Using as traditional herbal medicine or food, native communities have been utilized okra fruits as curry, fresh vegetables, aiding digestion, managing gonorrhea, anemia, and urethrorhea, and diabetes mellitus. The excellent source of bioactive compounds in okra fruits and seeds makes it an effective traditional medicine. These phytochemicals were considered volatile oils, glycosides, alkaloids, and polysaccharides polyphenols which are the most prominent and universal secondary metabolites herbal class. Free or sugar-bonded flavonoids such as myricetin and quercetin and its derivatives are also the sub-class of polyphenol isolated from the okra fruits and seeds. The widespread bioactivities of polyphenols with high structural diversity include antioxidant and antidiabetic. According to Shen et al. flavonoids extracted from the okra fruits showed an α-glucosidase and α-amylase inhibitory effect on concentration dependency. Besides, oligomeric proanthocyanidins extraction moiety, active polyphenolic compounds from okra seeds indicated α-glucosidase and α-amylase inhibitory activity. Likewise, phenolic- and flavonoid-rich extraction of okra seeds ensured exceptional antioxidant activity in vitro . At the same time, Myricetin exhibited a plasma glucose concentration decrease and insulin sensitivity improvement in glucose rats with obesity problems. Giving in hand the antidiabetic activity of polyphenolic compounds, it could be supposed that the antidiabetic activity of okra extracts could be due to the presence of these compounds. Then, the diverse action mode of polyphenols with antidiabetic activity could potentially be helpful for type 2 diabetes mellitus due to numerous organs’ participation in its existence.

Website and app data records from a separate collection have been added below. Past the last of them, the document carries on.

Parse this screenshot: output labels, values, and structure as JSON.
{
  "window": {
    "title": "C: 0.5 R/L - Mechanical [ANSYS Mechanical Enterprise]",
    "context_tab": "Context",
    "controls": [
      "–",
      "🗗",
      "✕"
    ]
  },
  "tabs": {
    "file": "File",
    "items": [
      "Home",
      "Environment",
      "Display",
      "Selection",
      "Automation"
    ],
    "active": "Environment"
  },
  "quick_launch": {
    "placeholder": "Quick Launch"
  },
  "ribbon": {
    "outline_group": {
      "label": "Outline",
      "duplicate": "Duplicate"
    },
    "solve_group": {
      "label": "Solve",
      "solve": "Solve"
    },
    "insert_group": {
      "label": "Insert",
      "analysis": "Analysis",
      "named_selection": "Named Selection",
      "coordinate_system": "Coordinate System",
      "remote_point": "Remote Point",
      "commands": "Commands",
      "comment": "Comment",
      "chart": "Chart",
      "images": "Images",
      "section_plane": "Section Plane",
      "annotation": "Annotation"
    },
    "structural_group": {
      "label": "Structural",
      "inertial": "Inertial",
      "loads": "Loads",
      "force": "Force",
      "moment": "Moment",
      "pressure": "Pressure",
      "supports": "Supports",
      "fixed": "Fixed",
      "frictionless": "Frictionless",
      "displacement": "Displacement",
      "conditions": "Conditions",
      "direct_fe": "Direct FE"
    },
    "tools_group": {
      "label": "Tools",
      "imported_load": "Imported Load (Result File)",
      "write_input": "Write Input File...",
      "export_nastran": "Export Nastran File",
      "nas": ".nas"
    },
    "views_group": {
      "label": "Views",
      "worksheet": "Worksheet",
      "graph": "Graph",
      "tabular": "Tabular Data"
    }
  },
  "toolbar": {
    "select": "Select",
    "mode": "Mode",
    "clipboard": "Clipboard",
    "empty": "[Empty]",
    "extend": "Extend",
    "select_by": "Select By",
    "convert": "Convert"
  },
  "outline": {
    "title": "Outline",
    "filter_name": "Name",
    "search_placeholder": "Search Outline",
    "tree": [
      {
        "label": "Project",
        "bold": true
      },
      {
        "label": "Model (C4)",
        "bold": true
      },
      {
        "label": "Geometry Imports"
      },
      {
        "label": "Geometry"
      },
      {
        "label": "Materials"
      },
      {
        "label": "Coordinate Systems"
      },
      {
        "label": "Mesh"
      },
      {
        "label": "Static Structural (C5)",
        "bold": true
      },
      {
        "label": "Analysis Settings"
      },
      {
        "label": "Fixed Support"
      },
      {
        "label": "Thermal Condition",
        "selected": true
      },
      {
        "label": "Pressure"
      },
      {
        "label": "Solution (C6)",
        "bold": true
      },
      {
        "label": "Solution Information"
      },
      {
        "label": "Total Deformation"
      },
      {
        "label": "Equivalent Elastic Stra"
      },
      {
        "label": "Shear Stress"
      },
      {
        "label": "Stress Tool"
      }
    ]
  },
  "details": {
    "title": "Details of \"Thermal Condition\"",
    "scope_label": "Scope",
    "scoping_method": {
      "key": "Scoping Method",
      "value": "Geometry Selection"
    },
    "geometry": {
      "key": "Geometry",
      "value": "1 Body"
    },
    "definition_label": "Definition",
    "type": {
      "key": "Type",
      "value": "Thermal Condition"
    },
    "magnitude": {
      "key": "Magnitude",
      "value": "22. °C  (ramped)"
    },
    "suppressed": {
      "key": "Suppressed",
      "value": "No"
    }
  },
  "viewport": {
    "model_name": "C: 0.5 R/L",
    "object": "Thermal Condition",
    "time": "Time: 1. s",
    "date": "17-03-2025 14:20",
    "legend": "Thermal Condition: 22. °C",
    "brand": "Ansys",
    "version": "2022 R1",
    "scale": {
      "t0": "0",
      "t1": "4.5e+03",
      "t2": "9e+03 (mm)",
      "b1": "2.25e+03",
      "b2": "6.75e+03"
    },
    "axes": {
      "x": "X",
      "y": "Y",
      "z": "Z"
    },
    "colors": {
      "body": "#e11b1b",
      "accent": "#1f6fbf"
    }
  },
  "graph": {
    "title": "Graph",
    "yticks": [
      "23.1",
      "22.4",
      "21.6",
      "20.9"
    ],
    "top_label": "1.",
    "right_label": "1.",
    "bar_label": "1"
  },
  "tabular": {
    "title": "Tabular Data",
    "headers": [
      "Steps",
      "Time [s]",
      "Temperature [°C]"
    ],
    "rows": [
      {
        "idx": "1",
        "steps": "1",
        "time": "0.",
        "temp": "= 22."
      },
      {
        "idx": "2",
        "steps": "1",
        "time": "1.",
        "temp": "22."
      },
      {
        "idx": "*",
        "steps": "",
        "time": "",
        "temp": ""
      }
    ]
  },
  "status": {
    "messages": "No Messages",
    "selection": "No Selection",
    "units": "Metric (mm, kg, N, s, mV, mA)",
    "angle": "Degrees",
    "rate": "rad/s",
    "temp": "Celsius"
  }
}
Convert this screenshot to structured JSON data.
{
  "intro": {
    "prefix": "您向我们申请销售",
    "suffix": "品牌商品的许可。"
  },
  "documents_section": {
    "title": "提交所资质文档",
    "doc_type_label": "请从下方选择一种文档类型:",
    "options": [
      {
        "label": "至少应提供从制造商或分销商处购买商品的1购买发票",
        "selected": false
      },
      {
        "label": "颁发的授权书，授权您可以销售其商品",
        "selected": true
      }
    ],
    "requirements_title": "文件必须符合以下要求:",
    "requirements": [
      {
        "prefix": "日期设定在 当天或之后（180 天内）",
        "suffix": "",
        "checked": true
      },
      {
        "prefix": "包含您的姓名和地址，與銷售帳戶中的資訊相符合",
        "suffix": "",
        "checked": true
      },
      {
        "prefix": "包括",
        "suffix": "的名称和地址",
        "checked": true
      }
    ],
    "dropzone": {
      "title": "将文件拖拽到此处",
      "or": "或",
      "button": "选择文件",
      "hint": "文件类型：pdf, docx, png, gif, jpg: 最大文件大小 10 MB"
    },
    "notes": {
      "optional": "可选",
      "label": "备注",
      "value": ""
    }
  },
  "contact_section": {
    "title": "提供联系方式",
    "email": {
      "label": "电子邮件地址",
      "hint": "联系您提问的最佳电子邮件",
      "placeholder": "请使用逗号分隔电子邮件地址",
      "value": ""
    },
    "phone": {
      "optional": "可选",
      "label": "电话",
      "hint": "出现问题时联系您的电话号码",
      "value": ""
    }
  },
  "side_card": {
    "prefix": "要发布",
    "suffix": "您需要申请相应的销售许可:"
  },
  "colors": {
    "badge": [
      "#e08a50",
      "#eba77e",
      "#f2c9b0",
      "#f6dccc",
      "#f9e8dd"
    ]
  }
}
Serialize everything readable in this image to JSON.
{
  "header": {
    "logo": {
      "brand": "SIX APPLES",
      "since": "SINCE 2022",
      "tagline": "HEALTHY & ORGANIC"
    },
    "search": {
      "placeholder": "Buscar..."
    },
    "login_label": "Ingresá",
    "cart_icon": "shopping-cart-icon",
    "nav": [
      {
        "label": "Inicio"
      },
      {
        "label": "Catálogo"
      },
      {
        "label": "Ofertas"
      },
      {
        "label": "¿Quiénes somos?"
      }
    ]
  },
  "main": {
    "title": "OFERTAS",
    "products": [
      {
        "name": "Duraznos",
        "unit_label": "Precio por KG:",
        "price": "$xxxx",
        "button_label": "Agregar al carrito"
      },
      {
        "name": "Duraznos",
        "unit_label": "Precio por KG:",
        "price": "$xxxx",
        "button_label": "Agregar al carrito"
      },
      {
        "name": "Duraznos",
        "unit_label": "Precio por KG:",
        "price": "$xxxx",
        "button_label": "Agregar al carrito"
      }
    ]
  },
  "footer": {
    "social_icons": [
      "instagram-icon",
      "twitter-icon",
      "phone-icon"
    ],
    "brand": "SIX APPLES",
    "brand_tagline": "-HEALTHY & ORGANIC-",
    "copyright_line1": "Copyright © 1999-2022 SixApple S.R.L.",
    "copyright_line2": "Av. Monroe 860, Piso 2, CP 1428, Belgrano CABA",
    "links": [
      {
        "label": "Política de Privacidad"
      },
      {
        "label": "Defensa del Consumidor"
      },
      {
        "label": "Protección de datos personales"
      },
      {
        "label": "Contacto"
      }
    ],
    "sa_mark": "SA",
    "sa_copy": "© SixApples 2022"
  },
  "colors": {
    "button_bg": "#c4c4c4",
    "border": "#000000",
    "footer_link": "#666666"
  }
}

Regardless of the above studies, the lack of studying the inhibition properties of okra plant extract on enzymes can be sensed. In this study, we aimed to investigate the effects of flavonoids extraction from A. esculentus on α-glucosidase and α-amylase enzymes produced from citrus brown snail (Caucasotachea lencoranea ).